START Extracted data

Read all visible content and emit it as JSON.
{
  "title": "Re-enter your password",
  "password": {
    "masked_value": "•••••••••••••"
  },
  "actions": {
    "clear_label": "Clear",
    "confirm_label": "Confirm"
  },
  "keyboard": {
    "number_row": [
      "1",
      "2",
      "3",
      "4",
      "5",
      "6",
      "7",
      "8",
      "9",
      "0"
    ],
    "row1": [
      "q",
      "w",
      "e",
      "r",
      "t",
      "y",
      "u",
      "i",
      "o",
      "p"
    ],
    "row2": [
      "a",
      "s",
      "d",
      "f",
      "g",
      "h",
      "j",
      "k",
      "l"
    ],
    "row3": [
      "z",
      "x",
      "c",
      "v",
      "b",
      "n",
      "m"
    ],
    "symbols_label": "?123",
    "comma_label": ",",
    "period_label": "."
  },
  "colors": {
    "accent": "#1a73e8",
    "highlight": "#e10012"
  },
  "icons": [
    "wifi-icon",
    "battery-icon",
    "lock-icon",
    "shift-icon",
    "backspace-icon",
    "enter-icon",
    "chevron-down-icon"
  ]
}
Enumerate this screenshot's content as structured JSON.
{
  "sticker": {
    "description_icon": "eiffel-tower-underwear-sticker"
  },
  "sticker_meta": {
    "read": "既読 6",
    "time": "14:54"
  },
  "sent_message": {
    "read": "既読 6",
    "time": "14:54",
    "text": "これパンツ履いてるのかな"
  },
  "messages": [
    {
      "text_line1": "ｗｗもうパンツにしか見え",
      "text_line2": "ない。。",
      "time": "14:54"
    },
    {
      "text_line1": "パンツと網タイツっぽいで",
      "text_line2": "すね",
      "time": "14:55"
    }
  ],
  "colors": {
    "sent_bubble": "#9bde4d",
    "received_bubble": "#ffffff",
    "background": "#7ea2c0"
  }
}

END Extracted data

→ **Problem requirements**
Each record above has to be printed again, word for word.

→ **Solution to this problem**
Read all visible content and emit it as JSON.
{
  "title": "Re-enter your password",
  "password": {
    "masked_value": "•••••••••••••"
  },
  "actions": {
    "clear_label": "Clear",
    "confirm_label": "Confirm"
  },
  "keyboard": {
    "number_row": [
      "1",
      "2",
      "3",
      "4",
      "5",
      "6",
      "7",
      "8",
      "9",
      "0"
    ],
    "row1": [
      "q",
      "w",
      "e",
      "r",
      "t",
      "y",
      "u",
      "i",
      "o",
      "p"
    ],
    "row2": [
      "a",
      "s",
      "d",
      "f",
      "g",
      "h",
      "j",
      "k",
      "l"
    ],
    "row3": [
      "z",
      "x",
      "c",
      "v",
      "b",
      "n",
      "m"
    ],
    "symbols_label": "?123",
    "comma_label": ",",
    "period_label": "."
  },
  "colors": {
    "accent": "#1a73e8",
    "highlight": "#e10012"
  },
  "icons": [
    "wifi-icon",
    "battery-icon",
    "lock-icon",
    "shift-icon",
    "backspace-icon",
    "enter-icon",
    "chevron-down-icon"
  ]
}
Enumerate this screenshot's content as structured JSON.
{
  "sticker": {
    "description_icon": "eiffel-tower-underwear-sticker"
  },
  "sticker_meta": {
    "read": "既読 6",
    "time": "14:54"
  },
  "sent_message": {
    "read": "既読 6",
    "time": "14:54",
    "text": "これパンツ履いてるのかな"
  },
  "messages": [
    {
      "text_line1": "ｗｗもうパンツにしか見え",
      "text_line2": "ない。。",
      "time": "14:54"
    },
    {
      "text_line1": "パンツと網タイツっぽいで",
      "text_line2": "すね",
      "time": "14:55"
    }
  ],
  "colors": {
    "sent_bubble": "#9bde4d",
    "received_bubble": "#ffffff",
    "background": "#7ea2c0"
  }
}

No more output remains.